A Garrison House was a fortified building (sometimes called a “fort”) of colonial New Hampshire where troops were stationed, and to which people living nearby could flee when threatened by the Indians. When the area of New Hampshire was still part of Massachusetts Bay Colony, that region furnished soldiers for garrison duty in the forts which it had built, including those in New Hampshire.
–THE OLD GARRISON HOUSE– (an excerpt)
They’re sacred now, these walls of wood!
Ah! what can bear comparison?
From age to age they’ve nobly stood,
They’ve braved the conflict, storm and flood
Of the olden time, A Garrison.
And now, ye ghosts, if ghost there be,
Speak! speak, and tell us of the strife,
When you had life and limbs as we,
When justing pilgrims had to flee
The tomahawk and scalping knife

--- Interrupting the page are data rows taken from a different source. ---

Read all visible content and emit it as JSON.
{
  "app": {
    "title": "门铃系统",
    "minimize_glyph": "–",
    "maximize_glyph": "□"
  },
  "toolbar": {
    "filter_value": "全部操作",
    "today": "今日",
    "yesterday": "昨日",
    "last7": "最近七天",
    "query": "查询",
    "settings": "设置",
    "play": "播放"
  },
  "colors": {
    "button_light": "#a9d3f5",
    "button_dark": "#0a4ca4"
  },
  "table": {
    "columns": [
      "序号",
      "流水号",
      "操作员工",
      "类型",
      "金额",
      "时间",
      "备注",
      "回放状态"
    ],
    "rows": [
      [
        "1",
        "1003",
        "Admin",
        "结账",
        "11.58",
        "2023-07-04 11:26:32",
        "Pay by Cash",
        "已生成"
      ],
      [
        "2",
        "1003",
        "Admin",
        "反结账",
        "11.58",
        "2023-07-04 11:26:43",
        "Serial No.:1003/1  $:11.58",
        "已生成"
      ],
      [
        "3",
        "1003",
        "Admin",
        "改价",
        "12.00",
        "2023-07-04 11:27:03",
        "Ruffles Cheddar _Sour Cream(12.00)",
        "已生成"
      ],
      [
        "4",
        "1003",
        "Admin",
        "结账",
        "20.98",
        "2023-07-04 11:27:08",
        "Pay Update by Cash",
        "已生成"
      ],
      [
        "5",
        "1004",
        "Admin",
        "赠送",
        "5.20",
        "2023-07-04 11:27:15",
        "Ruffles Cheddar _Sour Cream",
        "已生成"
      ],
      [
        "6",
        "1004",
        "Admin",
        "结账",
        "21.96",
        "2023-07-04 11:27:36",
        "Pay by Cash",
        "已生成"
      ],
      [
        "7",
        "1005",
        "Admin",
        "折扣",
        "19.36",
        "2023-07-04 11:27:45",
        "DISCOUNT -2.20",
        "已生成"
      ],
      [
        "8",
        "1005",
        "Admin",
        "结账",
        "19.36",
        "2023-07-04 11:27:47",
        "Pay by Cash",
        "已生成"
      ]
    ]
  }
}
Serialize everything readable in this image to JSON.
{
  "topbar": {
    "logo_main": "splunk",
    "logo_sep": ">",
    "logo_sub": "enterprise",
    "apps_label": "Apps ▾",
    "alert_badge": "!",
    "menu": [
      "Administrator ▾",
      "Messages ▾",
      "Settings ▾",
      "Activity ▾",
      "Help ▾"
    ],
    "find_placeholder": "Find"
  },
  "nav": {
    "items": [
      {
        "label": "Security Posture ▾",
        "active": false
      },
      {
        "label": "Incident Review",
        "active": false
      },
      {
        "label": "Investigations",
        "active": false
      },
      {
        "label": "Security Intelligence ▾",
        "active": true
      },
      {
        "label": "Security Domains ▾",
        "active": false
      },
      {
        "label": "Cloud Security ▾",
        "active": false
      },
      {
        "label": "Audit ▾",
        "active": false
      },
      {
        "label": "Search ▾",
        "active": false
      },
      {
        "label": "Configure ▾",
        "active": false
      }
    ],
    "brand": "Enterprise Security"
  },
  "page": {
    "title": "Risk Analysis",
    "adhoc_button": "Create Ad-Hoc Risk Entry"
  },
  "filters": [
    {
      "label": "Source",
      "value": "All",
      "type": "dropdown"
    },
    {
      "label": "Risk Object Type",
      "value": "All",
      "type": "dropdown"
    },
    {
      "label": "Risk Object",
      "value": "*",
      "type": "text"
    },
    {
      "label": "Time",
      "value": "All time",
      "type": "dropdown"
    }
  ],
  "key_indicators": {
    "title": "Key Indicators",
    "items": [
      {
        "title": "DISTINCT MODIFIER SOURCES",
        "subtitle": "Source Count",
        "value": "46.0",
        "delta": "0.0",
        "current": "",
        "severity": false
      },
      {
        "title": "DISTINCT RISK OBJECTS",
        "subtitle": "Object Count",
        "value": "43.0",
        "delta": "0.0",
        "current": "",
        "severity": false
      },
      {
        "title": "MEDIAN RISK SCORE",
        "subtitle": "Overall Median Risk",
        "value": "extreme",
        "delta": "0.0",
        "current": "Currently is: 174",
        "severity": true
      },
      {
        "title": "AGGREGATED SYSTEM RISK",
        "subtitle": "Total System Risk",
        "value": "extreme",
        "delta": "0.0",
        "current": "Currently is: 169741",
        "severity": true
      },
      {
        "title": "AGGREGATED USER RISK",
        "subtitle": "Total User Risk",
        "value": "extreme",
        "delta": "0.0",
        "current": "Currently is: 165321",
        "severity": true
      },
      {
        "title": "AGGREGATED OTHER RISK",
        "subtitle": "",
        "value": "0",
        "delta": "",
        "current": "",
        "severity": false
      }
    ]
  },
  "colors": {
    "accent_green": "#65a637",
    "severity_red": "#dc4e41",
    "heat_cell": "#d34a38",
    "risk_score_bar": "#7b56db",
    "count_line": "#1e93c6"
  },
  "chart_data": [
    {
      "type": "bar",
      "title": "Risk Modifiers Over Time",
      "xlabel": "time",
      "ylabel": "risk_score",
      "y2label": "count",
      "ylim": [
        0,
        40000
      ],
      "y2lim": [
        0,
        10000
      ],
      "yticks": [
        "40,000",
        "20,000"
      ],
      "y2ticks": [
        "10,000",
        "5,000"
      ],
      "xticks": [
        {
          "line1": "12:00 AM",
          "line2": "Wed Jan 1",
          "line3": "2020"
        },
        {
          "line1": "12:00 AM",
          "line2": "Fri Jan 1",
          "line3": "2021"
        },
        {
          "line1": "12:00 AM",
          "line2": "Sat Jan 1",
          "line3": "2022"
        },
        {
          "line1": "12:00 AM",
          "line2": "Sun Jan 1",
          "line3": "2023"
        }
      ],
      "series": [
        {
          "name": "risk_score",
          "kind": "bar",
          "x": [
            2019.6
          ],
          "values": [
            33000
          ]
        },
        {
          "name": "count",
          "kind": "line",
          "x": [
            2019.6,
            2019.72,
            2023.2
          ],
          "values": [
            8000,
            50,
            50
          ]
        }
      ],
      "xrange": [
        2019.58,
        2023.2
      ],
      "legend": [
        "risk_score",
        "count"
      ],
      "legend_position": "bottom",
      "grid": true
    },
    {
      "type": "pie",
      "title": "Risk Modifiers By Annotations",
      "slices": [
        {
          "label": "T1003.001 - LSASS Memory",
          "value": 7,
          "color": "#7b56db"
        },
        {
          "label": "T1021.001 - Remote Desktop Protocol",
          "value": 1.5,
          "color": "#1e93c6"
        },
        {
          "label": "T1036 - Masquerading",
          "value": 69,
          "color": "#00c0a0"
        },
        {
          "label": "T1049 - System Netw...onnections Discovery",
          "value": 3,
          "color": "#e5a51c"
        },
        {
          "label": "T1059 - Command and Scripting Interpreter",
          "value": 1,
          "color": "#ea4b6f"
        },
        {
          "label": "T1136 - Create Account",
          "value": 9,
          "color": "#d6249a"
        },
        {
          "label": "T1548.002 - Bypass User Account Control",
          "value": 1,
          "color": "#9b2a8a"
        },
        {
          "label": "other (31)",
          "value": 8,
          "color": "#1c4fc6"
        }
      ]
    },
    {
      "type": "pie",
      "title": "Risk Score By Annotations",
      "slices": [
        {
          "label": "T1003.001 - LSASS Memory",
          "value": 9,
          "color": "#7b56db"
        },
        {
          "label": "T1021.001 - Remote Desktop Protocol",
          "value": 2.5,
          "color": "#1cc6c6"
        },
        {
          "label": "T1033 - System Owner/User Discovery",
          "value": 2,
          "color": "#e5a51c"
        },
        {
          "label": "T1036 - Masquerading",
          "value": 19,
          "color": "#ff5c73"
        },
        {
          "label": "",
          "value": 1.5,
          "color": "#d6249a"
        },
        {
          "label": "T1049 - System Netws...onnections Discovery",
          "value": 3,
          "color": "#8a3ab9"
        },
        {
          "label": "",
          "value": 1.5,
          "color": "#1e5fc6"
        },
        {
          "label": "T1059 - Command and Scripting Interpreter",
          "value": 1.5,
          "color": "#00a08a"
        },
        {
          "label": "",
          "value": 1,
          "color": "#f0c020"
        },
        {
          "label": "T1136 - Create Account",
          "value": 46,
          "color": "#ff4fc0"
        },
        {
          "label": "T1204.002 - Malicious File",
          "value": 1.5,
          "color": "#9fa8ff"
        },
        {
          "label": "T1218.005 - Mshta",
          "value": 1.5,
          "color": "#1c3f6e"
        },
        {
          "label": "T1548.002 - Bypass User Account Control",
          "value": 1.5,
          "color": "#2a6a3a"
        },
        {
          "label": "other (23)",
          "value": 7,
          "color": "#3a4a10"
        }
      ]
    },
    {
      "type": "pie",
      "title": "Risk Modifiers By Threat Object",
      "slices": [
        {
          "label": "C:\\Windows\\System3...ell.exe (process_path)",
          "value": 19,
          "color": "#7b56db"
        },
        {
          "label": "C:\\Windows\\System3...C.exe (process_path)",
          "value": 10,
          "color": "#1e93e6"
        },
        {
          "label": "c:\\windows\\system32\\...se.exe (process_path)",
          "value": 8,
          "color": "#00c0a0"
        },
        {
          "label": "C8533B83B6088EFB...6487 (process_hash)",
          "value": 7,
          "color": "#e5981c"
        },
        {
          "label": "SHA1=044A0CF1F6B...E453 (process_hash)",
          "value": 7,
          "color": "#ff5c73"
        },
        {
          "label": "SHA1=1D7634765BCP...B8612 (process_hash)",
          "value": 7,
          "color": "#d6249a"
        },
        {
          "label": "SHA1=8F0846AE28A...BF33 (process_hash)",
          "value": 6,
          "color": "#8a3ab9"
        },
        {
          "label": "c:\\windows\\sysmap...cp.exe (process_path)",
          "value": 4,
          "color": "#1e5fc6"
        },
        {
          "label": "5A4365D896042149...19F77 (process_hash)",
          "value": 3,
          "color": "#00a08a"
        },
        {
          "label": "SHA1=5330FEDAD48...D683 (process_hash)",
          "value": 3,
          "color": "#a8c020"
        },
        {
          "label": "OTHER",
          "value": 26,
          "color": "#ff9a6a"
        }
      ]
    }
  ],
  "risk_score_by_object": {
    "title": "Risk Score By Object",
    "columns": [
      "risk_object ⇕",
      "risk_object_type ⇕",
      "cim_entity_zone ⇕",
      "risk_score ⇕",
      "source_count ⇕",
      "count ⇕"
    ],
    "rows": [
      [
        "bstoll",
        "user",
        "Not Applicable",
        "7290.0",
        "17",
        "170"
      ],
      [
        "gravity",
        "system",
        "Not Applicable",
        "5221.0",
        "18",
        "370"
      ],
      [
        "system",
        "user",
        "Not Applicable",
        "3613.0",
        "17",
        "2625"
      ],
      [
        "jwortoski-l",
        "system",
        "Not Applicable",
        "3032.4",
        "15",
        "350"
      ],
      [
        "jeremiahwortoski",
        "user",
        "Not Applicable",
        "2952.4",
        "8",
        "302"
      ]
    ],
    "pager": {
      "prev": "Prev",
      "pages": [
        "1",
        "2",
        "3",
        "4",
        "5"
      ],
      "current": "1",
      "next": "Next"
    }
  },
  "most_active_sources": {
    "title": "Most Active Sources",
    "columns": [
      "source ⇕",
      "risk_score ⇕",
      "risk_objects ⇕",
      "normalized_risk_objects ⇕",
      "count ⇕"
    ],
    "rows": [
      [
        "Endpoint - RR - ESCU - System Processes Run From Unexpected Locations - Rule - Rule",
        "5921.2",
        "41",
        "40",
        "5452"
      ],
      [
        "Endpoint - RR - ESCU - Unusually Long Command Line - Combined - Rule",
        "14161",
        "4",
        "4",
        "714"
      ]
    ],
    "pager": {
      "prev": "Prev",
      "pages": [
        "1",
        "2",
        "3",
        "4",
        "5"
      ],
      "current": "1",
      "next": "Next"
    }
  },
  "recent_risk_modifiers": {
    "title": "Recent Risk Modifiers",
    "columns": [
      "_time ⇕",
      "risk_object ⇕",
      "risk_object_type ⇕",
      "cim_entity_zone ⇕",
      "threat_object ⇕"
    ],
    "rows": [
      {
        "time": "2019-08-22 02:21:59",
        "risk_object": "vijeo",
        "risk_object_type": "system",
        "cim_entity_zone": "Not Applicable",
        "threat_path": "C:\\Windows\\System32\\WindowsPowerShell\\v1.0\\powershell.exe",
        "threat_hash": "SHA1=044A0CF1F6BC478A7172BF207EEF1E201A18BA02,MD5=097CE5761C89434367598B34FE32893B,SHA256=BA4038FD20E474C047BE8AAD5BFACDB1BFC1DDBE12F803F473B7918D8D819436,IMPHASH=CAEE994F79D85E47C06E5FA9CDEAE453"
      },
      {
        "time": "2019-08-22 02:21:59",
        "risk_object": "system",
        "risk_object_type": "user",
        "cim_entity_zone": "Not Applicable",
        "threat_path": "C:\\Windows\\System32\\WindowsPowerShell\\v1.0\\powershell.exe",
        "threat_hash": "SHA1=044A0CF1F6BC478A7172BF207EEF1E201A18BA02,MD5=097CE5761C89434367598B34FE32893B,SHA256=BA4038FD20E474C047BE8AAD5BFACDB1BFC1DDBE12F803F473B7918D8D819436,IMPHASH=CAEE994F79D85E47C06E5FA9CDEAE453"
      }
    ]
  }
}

The poem’s author, Robert Boody Caverly, was born in Barrington (now Strafford) NH July 19, 1806. He graduated at Harvard Law School and practised law, first, six years in Limerick, Maine, and then in Lowell MA where he later lived. His poetry or authorship may be found his his volumes of “Epics, Lyrics and Ballads”; in his several orations, in his “History of the Indians Wars of New England;” in his legends and dramas, and in other works.